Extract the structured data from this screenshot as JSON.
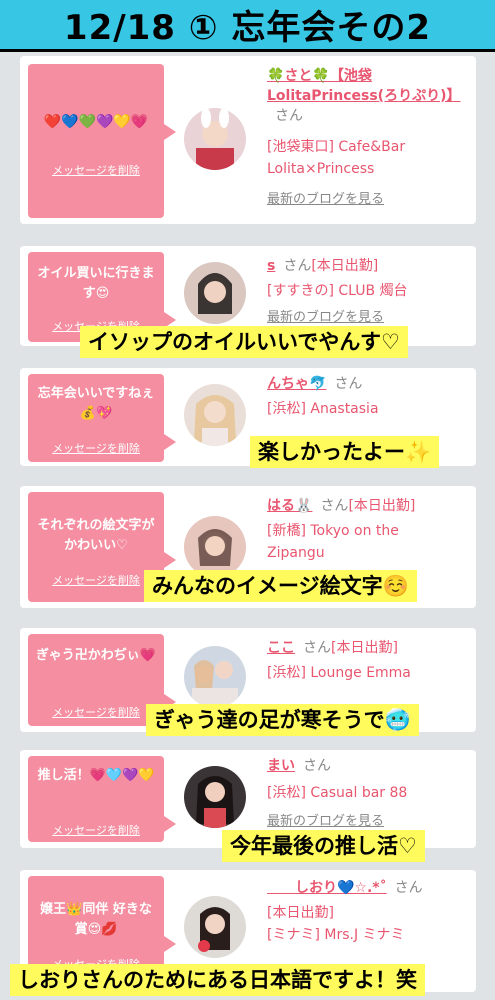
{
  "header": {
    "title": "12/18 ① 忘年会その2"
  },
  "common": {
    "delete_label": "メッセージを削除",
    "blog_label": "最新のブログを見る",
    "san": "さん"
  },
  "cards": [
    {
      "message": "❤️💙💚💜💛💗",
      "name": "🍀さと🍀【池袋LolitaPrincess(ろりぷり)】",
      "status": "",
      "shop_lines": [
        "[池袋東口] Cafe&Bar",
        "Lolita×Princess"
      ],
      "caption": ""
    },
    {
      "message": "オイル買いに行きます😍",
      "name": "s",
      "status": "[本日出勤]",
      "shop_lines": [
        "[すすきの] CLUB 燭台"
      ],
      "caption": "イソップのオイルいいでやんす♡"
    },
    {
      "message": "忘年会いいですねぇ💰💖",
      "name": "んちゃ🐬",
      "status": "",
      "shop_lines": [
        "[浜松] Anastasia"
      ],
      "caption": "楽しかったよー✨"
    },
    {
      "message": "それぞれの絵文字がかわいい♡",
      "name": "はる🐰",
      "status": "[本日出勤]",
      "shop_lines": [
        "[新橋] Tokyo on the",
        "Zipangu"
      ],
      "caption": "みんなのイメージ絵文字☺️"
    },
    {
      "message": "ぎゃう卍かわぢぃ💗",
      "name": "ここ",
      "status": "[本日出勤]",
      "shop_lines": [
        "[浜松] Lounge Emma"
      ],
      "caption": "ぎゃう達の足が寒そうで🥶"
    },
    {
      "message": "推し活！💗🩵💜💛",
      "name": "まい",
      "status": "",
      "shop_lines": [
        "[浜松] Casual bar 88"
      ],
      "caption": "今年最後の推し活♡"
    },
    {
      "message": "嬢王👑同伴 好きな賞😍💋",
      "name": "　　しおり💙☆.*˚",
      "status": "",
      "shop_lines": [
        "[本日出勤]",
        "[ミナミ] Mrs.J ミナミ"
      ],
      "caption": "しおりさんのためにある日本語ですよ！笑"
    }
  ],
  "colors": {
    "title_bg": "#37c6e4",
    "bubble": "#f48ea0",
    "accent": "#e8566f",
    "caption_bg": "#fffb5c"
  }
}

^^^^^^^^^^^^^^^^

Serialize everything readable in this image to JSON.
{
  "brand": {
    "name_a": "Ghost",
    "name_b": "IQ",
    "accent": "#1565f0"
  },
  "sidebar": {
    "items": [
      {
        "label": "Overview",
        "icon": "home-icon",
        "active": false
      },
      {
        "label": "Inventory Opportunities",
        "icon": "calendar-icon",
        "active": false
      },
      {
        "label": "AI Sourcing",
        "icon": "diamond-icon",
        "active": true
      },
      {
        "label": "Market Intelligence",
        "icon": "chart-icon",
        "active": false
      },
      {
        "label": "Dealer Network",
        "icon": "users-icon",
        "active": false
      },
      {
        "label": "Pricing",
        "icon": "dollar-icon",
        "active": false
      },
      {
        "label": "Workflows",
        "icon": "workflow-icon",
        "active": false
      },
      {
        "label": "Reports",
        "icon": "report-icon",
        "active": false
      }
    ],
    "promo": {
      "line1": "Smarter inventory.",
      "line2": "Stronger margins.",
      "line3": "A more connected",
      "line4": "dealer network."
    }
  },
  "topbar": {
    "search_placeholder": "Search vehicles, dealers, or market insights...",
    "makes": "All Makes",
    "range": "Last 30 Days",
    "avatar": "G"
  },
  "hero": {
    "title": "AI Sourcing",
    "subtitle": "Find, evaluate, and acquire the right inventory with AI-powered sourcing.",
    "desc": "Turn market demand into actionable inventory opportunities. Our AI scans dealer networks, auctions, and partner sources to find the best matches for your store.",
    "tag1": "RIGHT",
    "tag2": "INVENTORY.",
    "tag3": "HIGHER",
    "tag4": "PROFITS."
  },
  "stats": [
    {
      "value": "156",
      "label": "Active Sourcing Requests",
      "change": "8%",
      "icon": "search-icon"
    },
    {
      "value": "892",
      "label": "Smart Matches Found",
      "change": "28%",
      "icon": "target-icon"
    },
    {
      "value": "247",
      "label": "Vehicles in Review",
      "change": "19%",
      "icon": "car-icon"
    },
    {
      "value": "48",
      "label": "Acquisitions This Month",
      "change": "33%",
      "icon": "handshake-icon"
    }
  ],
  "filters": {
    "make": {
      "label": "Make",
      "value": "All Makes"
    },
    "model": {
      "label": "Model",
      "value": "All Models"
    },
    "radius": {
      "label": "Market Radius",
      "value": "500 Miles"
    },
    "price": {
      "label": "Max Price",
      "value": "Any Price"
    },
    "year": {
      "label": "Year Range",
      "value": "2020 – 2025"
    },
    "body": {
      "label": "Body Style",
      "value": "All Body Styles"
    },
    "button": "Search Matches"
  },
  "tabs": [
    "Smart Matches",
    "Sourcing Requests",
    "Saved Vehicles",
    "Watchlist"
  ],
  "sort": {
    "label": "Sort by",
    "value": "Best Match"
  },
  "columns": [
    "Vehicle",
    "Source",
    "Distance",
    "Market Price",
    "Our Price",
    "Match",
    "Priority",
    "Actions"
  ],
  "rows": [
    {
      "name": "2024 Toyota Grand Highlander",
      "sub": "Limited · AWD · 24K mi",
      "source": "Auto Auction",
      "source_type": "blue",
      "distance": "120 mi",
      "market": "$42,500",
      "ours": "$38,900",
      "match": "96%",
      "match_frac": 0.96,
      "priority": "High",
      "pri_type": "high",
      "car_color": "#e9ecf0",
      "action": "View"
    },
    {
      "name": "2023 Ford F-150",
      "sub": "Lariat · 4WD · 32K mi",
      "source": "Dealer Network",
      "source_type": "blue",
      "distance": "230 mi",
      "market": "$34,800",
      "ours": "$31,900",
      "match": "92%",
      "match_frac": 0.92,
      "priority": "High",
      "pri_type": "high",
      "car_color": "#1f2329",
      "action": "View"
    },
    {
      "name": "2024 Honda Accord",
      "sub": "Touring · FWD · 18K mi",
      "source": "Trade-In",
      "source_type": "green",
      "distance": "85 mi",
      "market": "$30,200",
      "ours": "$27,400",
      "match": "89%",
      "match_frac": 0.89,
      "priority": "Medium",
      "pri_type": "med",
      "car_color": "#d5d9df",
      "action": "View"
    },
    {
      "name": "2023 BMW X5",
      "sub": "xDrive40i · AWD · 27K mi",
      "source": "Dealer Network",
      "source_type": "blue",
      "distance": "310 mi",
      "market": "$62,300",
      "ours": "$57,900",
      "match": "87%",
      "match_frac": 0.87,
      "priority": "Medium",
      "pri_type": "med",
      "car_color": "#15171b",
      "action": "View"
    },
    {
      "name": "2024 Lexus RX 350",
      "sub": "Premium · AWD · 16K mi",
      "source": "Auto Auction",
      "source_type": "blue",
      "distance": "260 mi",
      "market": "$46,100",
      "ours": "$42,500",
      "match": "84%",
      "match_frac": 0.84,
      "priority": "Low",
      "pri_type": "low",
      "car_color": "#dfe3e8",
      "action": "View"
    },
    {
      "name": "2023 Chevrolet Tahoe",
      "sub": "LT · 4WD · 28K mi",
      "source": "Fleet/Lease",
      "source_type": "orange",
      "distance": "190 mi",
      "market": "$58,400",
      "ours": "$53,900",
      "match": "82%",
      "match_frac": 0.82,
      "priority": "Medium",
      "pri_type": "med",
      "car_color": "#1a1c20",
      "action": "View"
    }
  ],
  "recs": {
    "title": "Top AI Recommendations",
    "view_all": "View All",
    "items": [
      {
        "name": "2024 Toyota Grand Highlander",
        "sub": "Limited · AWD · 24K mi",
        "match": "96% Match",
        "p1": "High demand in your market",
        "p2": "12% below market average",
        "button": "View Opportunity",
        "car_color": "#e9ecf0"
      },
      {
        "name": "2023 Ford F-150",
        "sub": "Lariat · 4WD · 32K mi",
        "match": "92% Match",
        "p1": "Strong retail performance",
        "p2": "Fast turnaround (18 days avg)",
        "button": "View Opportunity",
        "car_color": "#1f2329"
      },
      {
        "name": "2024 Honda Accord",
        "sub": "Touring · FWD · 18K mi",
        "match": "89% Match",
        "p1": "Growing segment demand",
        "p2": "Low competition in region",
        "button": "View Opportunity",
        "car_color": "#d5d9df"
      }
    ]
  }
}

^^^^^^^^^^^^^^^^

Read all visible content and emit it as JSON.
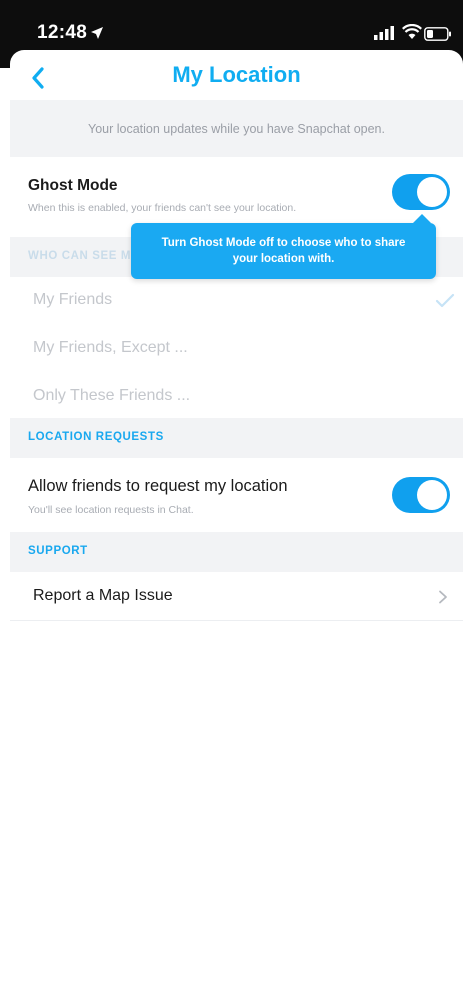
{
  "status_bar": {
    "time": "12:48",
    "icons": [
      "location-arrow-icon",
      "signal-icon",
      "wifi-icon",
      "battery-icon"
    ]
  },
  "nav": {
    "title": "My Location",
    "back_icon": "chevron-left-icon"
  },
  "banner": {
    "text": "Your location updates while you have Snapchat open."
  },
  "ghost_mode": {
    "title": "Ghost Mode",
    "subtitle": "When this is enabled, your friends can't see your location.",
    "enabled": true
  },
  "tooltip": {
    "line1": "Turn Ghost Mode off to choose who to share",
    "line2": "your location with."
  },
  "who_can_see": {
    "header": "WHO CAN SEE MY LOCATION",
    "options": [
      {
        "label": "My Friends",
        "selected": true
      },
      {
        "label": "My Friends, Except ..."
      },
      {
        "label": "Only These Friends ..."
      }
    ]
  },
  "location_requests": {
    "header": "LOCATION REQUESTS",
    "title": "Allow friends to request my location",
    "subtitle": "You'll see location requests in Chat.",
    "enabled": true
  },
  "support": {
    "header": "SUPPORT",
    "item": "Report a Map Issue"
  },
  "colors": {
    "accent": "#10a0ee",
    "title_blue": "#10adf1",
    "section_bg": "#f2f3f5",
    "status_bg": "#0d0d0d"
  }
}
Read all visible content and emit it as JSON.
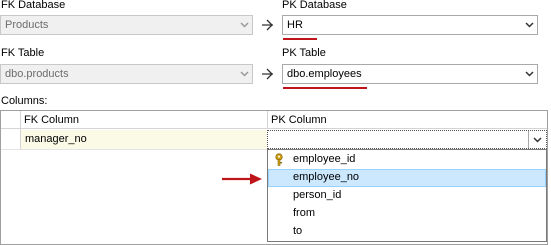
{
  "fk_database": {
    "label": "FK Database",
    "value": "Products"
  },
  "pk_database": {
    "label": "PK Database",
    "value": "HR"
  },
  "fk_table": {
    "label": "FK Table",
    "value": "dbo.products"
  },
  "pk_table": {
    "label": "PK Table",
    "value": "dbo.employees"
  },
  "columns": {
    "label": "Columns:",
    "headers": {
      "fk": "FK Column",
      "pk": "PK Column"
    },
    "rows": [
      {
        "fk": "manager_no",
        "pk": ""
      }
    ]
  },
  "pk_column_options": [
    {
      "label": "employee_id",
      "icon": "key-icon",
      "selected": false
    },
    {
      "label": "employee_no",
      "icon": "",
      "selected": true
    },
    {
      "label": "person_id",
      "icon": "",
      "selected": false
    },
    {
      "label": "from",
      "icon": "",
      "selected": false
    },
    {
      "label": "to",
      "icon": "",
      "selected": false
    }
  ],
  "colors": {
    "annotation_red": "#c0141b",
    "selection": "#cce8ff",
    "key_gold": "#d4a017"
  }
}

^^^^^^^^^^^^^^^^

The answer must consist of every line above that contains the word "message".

      "message": "❤️💙💚💜💛💗",
      "message": "オイル買いに行きます😍",
      "message": "忘年会いいですねぇ💰💖",
      "message": "それぞれの絵文字がかわいい♡",
      "message": "ぎゃう卍かわぢぃ💗",
      "message": "推し活！💗🩵💜💛",
      "message": "嬢王👑同伴 好きな賞😍💋",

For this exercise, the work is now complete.